Exercise —
Nothing but the records, repeated exactly, should form the response.

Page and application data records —
========
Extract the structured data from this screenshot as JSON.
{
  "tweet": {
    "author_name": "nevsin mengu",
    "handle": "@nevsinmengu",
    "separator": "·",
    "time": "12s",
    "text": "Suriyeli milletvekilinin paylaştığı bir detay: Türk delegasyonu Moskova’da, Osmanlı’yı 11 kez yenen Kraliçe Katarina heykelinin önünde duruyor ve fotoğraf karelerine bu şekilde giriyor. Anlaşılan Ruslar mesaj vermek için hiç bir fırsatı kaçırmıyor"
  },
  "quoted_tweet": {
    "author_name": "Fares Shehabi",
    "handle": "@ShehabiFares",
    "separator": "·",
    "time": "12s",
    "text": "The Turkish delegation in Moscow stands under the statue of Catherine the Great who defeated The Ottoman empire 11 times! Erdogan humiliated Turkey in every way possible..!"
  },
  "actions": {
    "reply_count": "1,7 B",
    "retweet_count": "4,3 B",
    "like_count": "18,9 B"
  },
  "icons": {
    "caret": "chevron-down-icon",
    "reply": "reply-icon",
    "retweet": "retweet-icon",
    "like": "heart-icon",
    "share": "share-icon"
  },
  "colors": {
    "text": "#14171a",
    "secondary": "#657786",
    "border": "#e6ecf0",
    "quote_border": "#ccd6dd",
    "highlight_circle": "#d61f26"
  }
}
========
Written reply —
Extract the structured data from this screenshot as JSON.
{
  "tweet": {
    "author_name": "nevsin mengu",
    "handle": "@nevsinmengu",
    "separator": "·",
    "time": "12s",
    "text": "Suriyeli milletvekilinin paylaştığı bir detay: Türk delegasyonu Moskova’da, Osmanlı’yı 11 kez yenen Kraliçe Katarina heykelinin önünde duruyor ve fotoğraf karelerine bu şekilde giriyor. Anlaşılan Ruslar mesaj vermek için hiç bir fırsatı kaçırmıyor"
  },
  "quoted_tweet": {
    "author_name": "Fares Shehabi",
    "handle": "@ShehabiFares",
    "separator": "·",
    "time": "12s",
    "text": "The Turkish delegation in Moscow stands under the statue of Catherine the Great who defeated The Ottoman empire 11 times! Erdogan humiliated Turkey in every way possible..!"
  },
  "actions": {
    "reply_count": "1,7 B",
    "retweet_count": "4,3 B",
    "like_count": "18,9 B"
  },
  "icons": {
    "caret": "chevron-down-icon",
    "reply": "reply-icon",
    "retweet": "retweet-icon",
    "like": "heart-icon",
    "share": "share-icon"
  },
  "colors": {
    "text": "#14171a",
    "secondary": "#657786",
    "border": "#e6ecf0",
    "quote_border": "#ccd6dd",
    "highlight_circle": "#d61f26"
  }
}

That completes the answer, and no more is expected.